=== Section Start ===

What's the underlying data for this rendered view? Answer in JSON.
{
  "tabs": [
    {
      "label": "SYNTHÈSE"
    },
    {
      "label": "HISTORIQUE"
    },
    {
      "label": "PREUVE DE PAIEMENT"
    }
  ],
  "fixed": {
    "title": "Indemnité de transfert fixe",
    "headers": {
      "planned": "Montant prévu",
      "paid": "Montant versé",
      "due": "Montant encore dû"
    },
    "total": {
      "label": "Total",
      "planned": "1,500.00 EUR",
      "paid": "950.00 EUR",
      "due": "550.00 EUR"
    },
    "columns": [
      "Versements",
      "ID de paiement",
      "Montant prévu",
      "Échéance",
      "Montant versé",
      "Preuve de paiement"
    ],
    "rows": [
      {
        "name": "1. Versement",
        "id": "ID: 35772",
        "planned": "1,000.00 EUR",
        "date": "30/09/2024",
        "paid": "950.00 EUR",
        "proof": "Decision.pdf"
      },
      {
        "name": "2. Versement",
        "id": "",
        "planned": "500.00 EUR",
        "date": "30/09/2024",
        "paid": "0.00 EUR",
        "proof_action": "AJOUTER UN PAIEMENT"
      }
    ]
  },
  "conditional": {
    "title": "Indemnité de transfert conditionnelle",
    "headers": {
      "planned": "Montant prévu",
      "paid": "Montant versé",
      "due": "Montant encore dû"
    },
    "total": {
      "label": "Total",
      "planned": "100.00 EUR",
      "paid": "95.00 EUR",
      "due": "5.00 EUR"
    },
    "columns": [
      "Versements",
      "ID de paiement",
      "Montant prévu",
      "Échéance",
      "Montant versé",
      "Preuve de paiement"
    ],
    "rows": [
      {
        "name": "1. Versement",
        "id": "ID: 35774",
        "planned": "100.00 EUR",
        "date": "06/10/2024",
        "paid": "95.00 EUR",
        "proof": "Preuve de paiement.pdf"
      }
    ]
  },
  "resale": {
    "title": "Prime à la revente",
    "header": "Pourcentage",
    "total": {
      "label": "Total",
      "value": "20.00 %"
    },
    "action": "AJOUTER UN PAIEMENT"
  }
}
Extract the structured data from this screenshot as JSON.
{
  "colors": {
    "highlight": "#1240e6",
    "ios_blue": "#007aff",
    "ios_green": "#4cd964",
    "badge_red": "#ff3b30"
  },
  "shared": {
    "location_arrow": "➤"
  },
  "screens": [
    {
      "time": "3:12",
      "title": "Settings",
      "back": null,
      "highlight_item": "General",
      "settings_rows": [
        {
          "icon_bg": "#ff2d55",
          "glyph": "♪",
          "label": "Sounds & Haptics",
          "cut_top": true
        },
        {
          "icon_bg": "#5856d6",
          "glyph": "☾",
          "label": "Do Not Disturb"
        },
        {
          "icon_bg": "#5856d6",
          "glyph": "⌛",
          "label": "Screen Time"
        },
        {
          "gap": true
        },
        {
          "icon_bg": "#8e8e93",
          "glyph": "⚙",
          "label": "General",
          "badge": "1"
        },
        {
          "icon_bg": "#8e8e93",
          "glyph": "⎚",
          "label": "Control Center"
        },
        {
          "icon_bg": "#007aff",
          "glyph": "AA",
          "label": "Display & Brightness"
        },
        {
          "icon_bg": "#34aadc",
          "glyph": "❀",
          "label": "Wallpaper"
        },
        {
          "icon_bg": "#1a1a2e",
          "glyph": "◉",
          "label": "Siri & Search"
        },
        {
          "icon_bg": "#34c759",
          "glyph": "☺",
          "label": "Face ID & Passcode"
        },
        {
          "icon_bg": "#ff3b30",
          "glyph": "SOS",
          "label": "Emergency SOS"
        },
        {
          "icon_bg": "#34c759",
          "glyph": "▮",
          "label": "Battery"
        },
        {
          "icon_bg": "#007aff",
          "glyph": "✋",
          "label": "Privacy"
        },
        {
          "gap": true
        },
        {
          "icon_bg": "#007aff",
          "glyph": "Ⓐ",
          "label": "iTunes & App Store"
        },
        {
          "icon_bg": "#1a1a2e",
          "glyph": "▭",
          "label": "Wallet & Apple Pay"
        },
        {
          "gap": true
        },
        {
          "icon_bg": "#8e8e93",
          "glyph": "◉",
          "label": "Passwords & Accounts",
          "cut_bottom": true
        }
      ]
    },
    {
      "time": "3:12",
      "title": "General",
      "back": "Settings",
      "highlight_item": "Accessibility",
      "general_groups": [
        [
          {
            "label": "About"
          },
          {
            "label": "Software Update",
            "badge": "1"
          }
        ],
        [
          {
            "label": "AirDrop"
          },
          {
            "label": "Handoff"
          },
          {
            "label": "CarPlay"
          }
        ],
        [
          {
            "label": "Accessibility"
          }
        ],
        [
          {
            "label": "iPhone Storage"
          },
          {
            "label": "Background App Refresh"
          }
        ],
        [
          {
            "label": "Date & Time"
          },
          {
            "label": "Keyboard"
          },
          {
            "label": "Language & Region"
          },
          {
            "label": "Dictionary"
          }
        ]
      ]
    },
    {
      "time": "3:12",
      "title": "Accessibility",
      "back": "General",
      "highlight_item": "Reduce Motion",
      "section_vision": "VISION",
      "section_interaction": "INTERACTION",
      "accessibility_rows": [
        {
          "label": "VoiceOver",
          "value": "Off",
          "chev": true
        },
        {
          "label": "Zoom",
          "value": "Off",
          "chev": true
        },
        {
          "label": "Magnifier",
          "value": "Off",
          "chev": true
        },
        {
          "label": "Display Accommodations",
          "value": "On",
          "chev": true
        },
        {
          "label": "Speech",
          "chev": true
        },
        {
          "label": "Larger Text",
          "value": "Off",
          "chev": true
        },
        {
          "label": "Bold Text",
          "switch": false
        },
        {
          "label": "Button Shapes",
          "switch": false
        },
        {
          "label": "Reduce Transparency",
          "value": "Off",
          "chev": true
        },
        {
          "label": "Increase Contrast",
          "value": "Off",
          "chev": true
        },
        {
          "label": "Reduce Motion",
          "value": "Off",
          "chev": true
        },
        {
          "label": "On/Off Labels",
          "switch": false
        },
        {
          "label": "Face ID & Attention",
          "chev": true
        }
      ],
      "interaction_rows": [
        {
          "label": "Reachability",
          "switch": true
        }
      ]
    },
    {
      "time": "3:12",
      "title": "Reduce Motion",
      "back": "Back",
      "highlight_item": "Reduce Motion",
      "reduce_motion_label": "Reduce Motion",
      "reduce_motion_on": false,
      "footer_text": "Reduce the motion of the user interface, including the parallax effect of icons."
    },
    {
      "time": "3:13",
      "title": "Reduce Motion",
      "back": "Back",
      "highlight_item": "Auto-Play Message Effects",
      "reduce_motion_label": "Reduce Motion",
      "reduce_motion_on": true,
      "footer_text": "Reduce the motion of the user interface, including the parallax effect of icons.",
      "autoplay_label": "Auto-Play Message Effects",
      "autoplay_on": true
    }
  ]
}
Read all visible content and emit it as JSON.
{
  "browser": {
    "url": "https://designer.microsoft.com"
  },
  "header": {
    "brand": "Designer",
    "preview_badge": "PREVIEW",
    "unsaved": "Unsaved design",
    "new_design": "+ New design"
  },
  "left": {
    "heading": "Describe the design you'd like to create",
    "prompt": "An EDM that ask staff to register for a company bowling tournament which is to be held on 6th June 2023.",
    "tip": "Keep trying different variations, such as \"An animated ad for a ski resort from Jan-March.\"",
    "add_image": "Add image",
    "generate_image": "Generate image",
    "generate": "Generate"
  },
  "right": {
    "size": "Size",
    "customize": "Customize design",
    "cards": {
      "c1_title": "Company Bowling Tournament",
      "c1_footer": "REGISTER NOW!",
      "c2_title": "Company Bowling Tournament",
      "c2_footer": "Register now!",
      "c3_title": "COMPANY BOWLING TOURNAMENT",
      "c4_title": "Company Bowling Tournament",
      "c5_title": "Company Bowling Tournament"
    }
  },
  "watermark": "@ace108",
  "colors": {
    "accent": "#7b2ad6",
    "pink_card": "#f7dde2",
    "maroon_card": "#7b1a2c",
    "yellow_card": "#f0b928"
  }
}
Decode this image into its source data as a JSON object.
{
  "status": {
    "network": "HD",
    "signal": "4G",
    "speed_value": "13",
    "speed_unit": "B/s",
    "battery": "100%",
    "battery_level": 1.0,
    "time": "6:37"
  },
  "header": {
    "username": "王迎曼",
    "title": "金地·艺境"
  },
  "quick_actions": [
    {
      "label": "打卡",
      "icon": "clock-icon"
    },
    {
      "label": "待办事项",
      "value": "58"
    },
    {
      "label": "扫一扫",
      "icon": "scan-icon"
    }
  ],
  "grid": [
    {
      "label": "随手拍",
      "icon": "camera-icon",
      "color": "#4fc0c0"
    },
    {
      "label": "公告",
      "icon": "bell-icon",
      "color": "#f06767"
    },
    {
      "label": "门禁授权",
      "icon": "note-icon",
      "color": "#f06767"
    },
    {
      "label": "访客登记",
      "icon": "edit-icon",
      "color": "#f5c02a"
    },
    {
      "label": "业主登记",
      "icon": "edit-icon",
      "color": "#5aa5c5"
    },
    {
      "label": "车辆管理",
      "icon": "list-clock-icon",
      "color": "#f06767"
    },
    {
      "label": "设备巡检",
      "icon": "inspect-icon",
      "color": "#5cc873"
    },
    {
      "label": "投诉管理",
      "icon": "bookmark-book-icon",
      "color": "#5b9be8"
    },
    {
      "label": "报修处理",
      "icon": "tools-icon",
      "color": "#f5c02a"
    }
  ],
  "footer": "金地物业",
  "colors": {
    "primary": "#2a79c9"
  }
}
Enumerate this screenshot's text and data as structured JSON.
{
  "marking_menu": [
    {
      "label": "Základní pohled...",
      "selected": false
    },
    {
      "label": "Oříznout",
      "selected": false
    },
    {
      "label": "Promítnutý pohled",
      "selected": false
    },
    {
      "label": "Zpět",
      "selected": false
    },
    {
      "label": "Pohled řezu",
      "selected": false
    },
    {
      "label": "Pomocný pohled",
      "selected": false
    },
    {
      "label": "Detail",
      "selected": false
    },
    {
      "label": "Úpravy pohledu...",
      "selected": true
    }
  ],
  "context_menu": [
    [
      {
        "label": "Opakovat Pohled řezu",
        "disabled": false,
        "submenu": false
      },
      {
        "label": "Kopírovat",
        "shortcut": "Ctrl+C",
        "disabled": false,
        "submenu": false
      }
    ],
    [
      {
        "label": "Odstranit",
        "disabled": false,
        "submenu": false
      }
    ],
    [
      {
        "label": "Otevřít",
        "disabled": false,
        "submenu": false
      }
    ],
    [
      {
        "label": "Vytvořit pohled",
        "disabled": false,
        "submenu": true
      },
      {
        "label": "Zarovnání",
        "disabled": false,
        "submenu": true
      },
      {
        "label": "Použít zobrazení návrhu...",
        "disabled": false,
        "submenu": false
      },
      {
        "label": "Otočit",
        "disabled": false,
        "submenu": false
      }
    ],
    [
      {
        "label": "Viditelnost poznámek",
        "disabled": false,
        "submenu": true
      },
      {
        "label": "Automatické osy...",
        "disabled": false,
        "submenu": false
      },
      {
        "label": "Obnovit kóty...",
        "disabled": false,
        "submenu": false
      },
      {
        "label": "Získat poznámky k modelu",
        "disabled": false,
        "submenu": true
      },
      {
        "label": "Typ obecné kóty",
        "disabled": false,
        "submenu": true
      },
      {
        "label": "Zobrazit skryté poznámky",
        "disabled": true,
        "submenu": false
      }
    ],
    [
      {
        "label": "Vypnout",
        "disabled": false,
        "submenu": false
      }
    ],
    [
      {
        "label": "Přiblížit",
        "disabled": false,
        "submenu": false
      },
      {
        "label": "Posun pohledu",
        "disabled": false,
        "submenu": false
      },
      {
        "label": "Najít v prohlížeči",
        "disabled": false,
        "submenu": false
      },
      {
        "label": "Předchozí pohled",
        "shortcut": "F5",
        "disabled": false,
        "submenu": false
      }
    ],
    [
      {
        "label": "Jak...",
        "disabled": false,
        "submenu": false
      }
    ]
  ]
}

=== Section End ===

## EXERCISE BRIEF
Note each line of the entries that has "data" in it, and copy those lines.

## SOLUTION TO THIS PROBLEM
What's the underlying data for this rendered view? Answer in JSON.
Extract the structured data from this screenshot as JSON.
Decode this image into its source data as a JSON object.
Enumerate this screenshot's text and data as structured JSON.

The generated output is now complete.